Problem requirements
Keeping pictures out of the copy, restate each record word for word.

Data supplied
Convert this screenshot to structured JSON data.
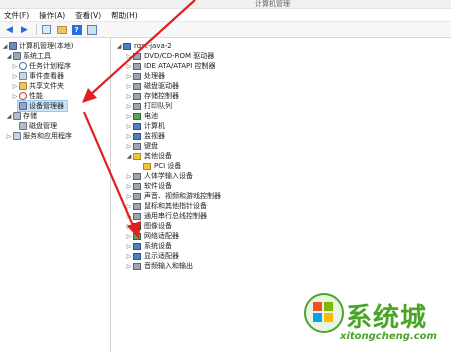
{
  "window": {
    "title": "计算机管理"
  },
  "menu": [
    "文件(F)",
    "操作(A)",
    "查看(V)",
    "帮助(H)"
  ],
  "toolbar": {
    "icons": [
      "back-icon",
      "forward-icon",
      "show-hide-console-tree-icon",
      "folder-icon",
      "help-icon",
      "properties-icon"
    ]
  },
  "tree": {
    "root": "计算机管理(本地)",
    "system_tools": "系统工具",
    "task_scheduler": "任务计划程序",
    "event_viewer": "事件查看器",
    "shared_folders": "共享文件夹",
    "performance": "性能",
    "device_manager": "设备管理器",
    "storage": "存储",
    "disk_management": "磁盘管理",
    "services_apps": "服务和应用程序"
  },
  "devices": {
    "computer_name": "rqst-java-2",
    "items": [
      "DVD/CD-ROM 驱动器",
      "IDE ATA/ATAPI 控制器",
      "处理器",
      "磁盘驱动器",
      "存储控制器",
      "打印队列",
      "电池",
      "计算机",
      "监视器",
      "键盘",
      "其他设备",
      "PCI 设备",
      "人体学输入设备",
      "软件设备",
      "声音、视频和游戏控制器",
      "鼠标和其他指针设备",
      "通用串行总线控制器",
      "图像设备",
      "网络适配器",
      "系统设备",
      "显示适配器",
      "音频输入和输出"
    ]
  },
  "watermark": {
    "brand": "系统城",
    "url": "xitongcheng.com"
  },
  "colors": {
    "selection": "#cce4f7",
    "arrow": "#e02020",
    "watermark": "#4aa526"
  }
}
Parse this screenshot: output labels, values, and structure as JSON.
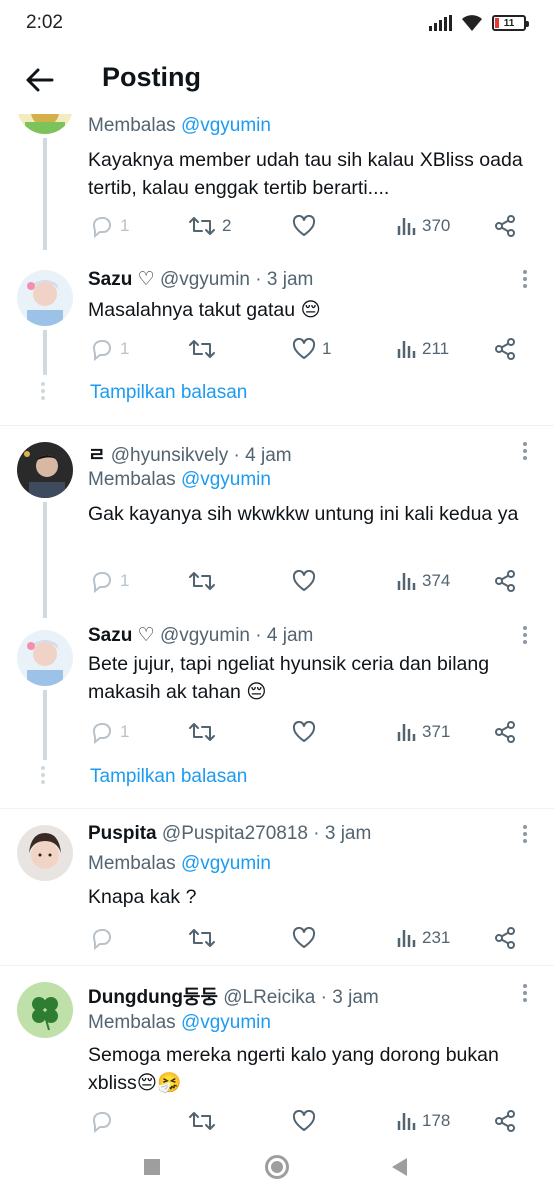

Result of this task
Convert this screenshot to structured JSON data.
{
  "window": {
    "title": "计算机管理"
  },
  "menu": [
    "文件(F)",
    "操作(A)",
    "查看(V)",
    "帮助(H)"
  ],
  "toolbar": {
    "icons": [
      "back-icon",
      "forward-icon",
      "show-hide-console-tree-icon",
      "folder-icon",
      "help-icon",
      "properties-icon"
    ]
  },
  "tree": {
    "root": "计算机管理(本地)",
    "system_tools": "系统工具",
    "task_scheduler": "任务计划程序",
    "event_viewer": "事件查看器",
    "shared_folders": "共享文件夹",
    "performance": "性能",
    "device_manager": "设备管理器",
    "storage": "存储",
    "disk_management": "磁盘管理",
    "services_apps": "服务和应用程序"
  },
  "devices": {
    "computer_name": "rqst-java-2",
    "items": [
      "DVD/CD-ROM 驱动器",
      "IDE ATA/ATAPI 控制器",
      "处理器",
      "磁盘驱动器",
      "存储控制器",
      "打印队列",
      "电池",
      "计算机",
      "监视器",
      "键盘",
      "其他设备",
      "PCI 设备",
      "人体学输入设备",
      "软件设备",
      "声音、视频和游戏控制器",
      "鼠标和其他指针设备",
      "通用串行总线控制器",
      "图像设备",
      "网络适配器",
      "系统设备",
      "显示适配器",
      "音频输入和输出"
    ]
  },
  "watermark": {
    "brand": "系统城",
    "url": "xitongcheng.com"
  },
  "colors": {
    "selection": "#cce4f7",
    "arrow": "#e02020",
    "watermark": "#4aa526"
  }
}
Parse this screenshot: output labels, values, and structure as JSON.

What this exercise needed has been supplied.